President Joe Biden on Wednesday said the withdrawal of all U.S. troops from Afghanistan will begin at the start of May and finish before Sept. 11, but vowed leaders will remain focused on U.S. security as they end the nearly 20-year-old conflict.
“With the terror threat now in many places, keeping thousands of troops grounded and concentrated in just one country at a cost of billions each year makes no sense to me, and our leaders,” the commander-in-chief said in a national address announcing the plan.
“We cannot continue the cycle of extending or expanding our military presence in Afghanistan, hoping to create ideal conditions for the draw and expecting a different result. I’m now the fourth United States president to preside over American troop presence in Afghanistan … I will not pass this responsibility on to a fifth.”
The move comes after nearly 2,500 U.S. service members have been killed and more than 20,700 wounded in fighting in the Asian country following the Sept. 11, 2001, terrorist attacks on New York, Pennsylvania and Washington, D.C.
At the peak of the conflict, more than 100,000 U.S. service members were deployed to Afghanistan, but that number has dropped significantly in recent years.
Defense Department officials have said there are about 2,500 U.S. troops in Afghanistan performing training and counterterrorism missions today. Another 7,000 foreign forces are also in the country, helping to support the still-inexperienced Afghan security forces.
Biden said he supported the initial invasion to respond to the “horrific attacks” in 2001, but questioned the current justifications for the continued deployment.
“I believed that our presence in Afghanistan should be focused on the reason we went in the first place: to ensure Afghanistan would not be used as a base from which to attack our homeland again,” he said. “We did that. We accomplished that objective …
“War in Afghanistan was never meant to be a multi-generational undertaking. We were attacked. We went to war with clear goals to achieve those objectives. (Osama) bin Laden is dead. It’s time to end the forever war.”
Last year, then-President Donald Trump announced plans to withdraw all U.S. forces from Afghanistan by May 1, 2021, contingent on Taliban leaders ending hostilities and cooperating with the Afghan government.
In March, the Special Inspector General for Afghanistan Reconstruction warned that Taliban fighters had not followed through on their promises, and the Afghan security forces are “nowhere near achieving self-sufficiency” once foreign allies leave.
As word of the withdrawal plan leaked Tuesday, numerous lawmakers criticized Biden’s strategy as amounting to a retreat, especially since troops will be withdrawn regardless if the security situation there deteriorates.
But Biden argued that continuing a permanent U.S. military presence there risks “additional costs in lives and treasure” for the American people.
“I know there are many who will loudly insist that diplomacy cannot succeed without a robust U.S. military presence to stand as leverage,” he said. “We gave that argument a decade.

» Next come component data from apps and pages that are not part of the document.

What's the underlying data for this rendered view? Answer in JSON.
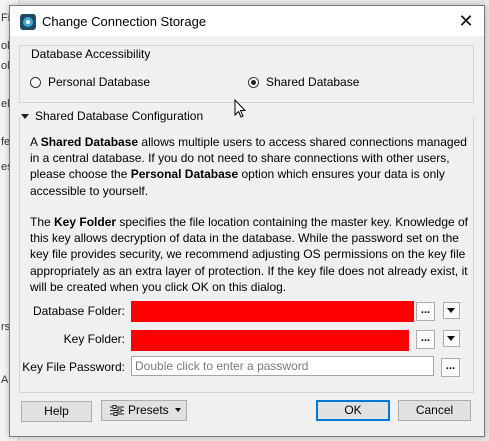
{
  "background_fragments": [
    "Fil",
    "ol",
    "ol",
    "fe",
    "es'",
    "el",
    "rs",
    "AC"
  ],
  "window": {
    "title": "Change Connection Storage",
    "close_glyph": "✕"
  },
  "accessibility": {
    "group_label": "Database Accessibility",
    "options": [
      {
        "label": "Personal Database",
        "selected": false
      },
      {
        "label": "Shared Database",
        "selected": true
      }
    ]
  },
  "config": {
    "header": "Shared Database Configuration",
    "para1": {
      "prefix": "A ",
      "bold1": "Shared Database",
      "middle": " allows multiple users to access shared connections managed in a central database. If you do not need to share connections with other users, please choose the ",
      "bold2": "Personal Database",
      "suffix": " option which ensures your data is only accessible to yourself."
    },
    "para2": {
      "prefix": "The ",
      "bold1": "Key Folder",
      "rest": " specifies the file location containing the master key. Knowledge of this key allows decryption of data in the database. While the password set on the key file provides security, we recommend adjusting OS permissions on the key file appropriately as an extra layer of protection. If the key file does not already exist, it will be created when you click OK on this dialog."
    },
    "fields": {
      "database_folder_label": "Database Folder:",
      "key_folder_label": "Key Folder:",
      "key_file_password_label": "Key File Password:",
      "password_placeholder": "Double click to enter a password",
      "browse_glyph": "...",
      "redaction_color": "#ff0000"
    }
  },
  "footer": {
    "help_label": "Help",
    "presets_label": "Presets",
    "ok_label": "OK",
    "cancel_label": "Cancel"
  },
  "colors": {
    "accent": "#0078d7",
    "dialog_bg": "#f0f0f0"
  }
}
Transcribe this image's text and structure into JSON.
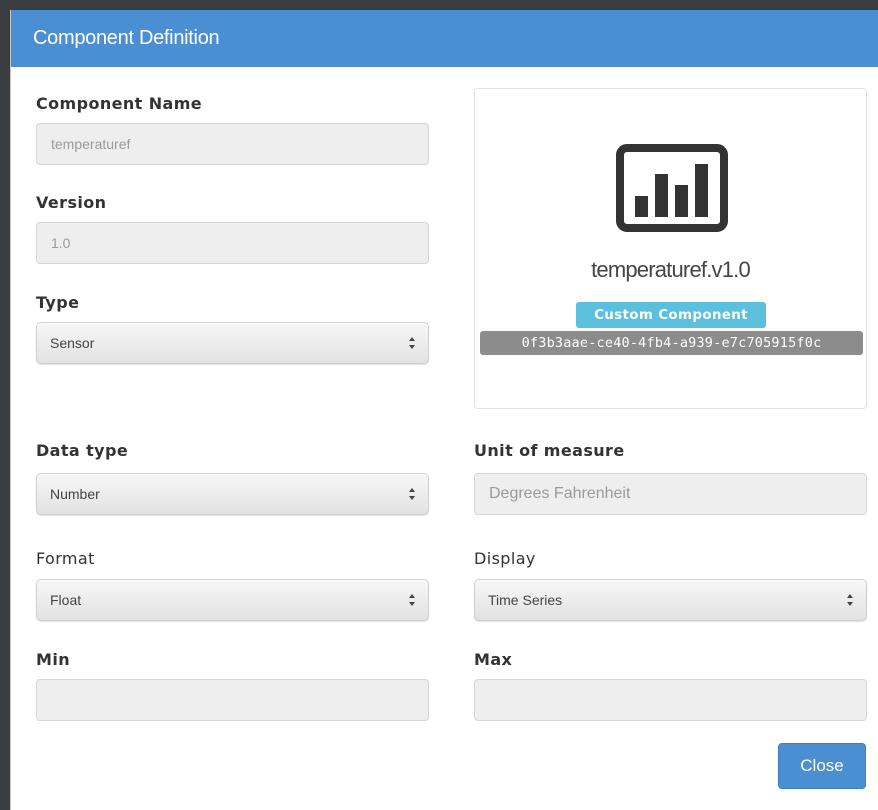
{
  "modal": {
    "title": "Component Definition",
    "close_label": "Close",
    "accent_color": "#4a8fd1"
  },
  "form": {
    "component_name": {
      "label": "Component Name",
      "placeholder": "temperaturef"
    },
    "version": {
      "label": "Version",
      "placeholder": "1.0"
    },
    "type": {
      "label": "Type",
      "selected": "Sensor"
    },
    "data_type": {
      "label": "Data type",
      "selected": "Number"
    },
    "unit_of_measure": {
      "label": "Unit of measure",
      "placeholder": "Degrees Fahrenheit"
    },
    "format": {
      "label": "Format",
      "selected": "Float"
    },
    "display": {
      "label": "Display",
      "selected": "Time Series"
    },
    "min": {
      "label": "Min",
      "value": ""
    },
    "max": {
      "label": "Max",
      "value": ""
    }
  },
  "preview": {
    "icon": "bar-chart-icon",
    "name": "temperaturef.v1.0",
    "badge": "Custom Component",
    "badge_color": "#5bc0de",
    "uuid": "0f3b3aae-ce40-4fb4-a939-e7c705915f0c"
  }
}
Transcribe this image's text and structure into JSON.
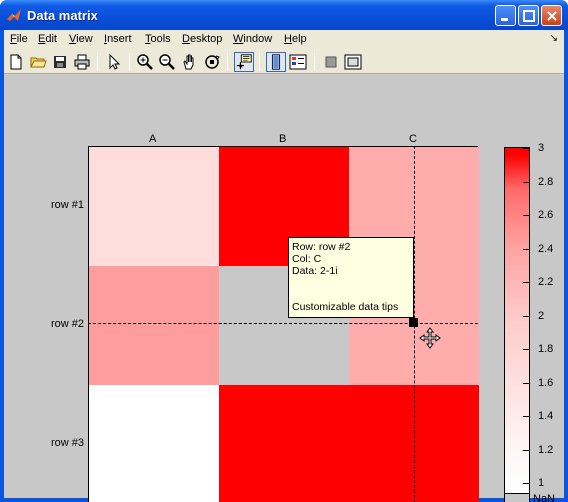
{
  "window": {
    "title": "Data matrix",
    "accent": "#0a54e0"
  },
  "menu": {
    "items": [
      {
        "key": "F",
        "rest": "ile"
      },
      {
        "key": "E",
        "rest": "dit"
      },
      {
        "key": "V",
        "rest": "iew"
      },
      {
        "key": "I",
        "rest": "nsert"
      },
      {
        "key": "T",
        "rest": "ools"
      },
      {
        "key": "D",
        "rest": "esktop"
      },
      {
        "key": "W",
        "rest": "indow"
      },
      {
        "key": "H",
        "rest": "elp"
      }
    ],
    "overflow_arrow": "↘"
  },
  "toolbar": {
    "buttons": [
      "new-file-icon",
      "open-folder-icon",
      "save-icon",
      "print-icon",
      "pointer-icon",
      "zoom-in-icon",
      "zoom-out-icon",
      "pan-hand-icon",
      "rotate-3d-icon",
      "data-cursor-icon",
      "colorbar-icon",
      "legend-icon",
      "hide-plot-tools-icon",
      "show-plot-tools-icon"
    ]
  },
  "chart_data": {
    "type": "heatmap",
    "columns": [
      "A",
      "B",
      "C"
    ],
    "rows": [
      "row #1",
      "row #2",
      "row #3"
    ],
    "values": [
      [
        1.8,
        3,
        2.2
      ],
      [
        2.3,
        null,
        2.2
      ],
      [
        1.0,
        3,
        3
      ]
    ],
    "colorbar": {
      "ticks": [
        "3",
        "2.8",
        "2.6",
        "2.4",
        "2.2",
        "2",
        "1.8",
        "1.6",
        "1.4",
        "1.2",
        "1"
      ],
      "nan_label": "NaN",
      "range": [
        1,
        3
      ]
    },
    "nan_color": "#c8c8c8",
    "max_color": "#ff0000",
    "min_color": "#ffffff"
  },
  "datatip": {
    "row": "Row: row #2",
    "col": "Col: C",
    "data": "Data: 2-1i",
    "note": "Customizable data tips"
  }
}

It never proved effective, not [when] we had 98,000 troops in Afghanistan, and not now that we’re down to a few thousand.

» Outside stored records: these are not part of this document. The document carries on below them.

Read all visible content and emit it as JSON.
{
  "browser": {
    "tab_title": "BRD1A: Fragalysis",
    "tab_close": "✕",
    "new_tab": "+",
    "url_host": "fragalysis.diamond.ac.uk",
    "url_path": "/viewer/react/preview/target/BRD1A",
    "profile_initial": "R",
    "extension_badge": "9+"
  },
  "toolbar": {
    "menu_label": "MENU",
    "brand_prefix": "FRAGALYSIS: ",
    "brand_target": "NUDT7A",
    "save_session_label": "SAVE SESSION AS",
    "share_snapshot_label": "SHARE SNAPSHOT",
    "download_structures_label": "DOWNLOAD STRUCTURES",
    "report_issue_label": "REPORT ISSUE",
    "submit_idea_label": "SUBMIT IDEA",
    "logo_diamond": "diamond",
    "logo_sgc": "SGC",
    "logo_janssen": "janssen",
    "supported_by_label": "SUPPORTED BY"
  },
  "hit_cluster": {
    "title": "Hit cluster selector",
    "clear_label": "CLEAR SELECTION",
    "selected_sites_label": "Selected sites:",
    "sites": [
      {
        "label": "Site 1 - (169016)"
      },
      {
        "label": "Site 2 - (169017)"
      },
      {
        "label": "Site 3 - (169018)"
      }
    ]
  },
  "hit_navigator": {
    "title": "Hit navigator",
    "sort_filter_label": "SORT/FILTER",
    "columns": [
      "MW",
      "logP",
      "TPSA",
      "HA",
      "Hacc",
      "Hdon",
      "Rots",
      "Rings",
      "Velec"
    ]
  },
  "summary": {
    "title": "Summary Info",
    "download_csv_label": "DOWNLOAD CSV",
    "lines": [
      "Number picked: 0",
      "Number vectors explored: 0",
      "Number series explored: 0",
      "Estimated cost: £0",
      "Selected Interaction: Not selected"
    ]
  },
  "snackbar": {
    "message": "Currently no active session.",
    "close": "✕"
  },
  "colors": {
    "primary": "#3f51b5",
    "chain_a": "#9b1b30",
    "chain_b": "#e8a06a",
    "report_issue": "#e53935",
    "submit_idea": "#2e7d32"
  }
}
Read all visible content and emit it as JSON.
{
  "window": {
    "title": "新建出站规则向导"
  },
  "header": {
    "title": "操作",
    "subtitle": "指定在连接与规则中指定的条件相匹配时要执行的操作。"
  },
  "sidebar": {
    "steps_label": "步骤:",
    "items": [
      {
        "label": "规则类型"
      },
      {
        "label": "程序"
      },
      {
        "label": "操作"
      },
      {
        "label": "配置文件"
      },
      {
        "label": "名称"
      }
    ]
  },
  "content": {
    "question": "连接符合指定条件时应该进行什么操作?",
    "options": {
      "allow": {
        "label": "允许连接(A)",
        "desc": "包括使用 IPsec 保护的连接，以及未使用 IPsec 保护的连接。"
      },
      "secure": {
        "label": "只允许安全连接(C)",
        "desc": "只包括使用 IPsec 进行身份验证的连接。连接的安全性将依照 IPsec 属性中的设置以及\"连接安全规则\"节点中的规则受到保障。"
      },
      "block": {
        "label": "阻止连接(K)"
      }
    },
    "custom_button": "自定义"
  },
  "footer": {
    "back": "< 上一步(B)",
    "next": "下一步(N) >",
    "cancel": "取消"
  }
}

“Our diplomacy does not hinge on having boots in harm’s way, U.S. boots on the ground. We have to change that thinking, American troops shouldn’t be used as a bargaining chip between warring parties in other countries.”

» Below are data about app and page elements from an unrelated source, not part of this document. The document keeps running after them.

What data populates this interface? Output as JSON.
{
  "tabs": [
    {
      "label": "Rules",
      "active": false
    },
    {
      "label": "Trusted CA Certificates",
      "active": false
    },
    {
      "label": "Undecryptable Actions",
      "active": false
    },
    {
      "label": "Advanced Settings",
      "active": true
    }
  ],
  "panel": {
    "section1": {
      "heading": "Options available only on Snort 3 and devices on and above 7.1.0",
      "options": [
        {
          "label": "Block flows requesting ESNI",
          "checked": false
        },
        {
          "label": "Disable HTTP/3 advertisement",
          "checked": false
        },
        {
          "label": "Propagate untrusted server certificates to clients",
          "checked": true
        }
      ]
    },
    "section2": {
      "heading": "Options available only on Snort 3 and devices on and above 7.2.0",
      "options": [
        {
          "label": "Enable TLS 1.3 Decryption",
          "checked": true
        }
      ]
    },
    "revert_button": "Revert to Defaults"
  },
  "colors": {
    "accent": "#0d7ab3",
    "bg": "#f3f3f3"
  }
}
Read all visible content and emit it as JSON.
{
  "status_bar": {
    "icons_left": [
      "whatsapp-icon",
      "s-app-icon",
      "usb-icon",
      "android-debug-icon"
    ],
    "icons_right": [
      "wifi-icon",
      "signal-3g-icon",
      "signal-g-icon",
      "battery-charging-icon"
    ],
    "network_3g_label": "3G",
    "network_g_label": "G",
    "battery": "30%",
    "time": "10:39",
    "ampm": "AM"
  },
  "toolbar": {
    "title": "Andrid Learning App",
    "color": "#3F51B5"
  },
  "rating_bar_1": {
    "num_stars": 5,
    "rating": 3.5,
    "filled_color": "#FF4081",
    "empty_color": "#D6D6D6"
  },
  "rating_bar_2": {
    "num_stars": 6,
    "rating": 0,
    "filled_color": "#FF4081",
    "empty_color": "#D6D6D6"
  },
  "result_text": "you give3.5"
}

Biden said that over the next few months, officials will determine “what a continued U.S. diplomatic presence in Afghanistan will look like, including how will ensure the security of our diplomats.”
Following the speech, Biden visited Section 60 of Arlington National Cemetery, where many of the troops killed in fighting in Afghanistan are buried. Biden called the location “a visceral reminder of the living cost of war” and said the country should never forget the sacrifice of the hundreds of thousands of troops who served there.
Leo covers Congress, Veterans Affairs and the White House for Military Times. He has covered Washington, D.C. since 2004, focusing on military personnel and veterans policies. His work has earned numerous honors, including a 2009 Polk award, a 2010 National Headliner Award, the IAVA Leadership in Journalism award and the VFW News Media award.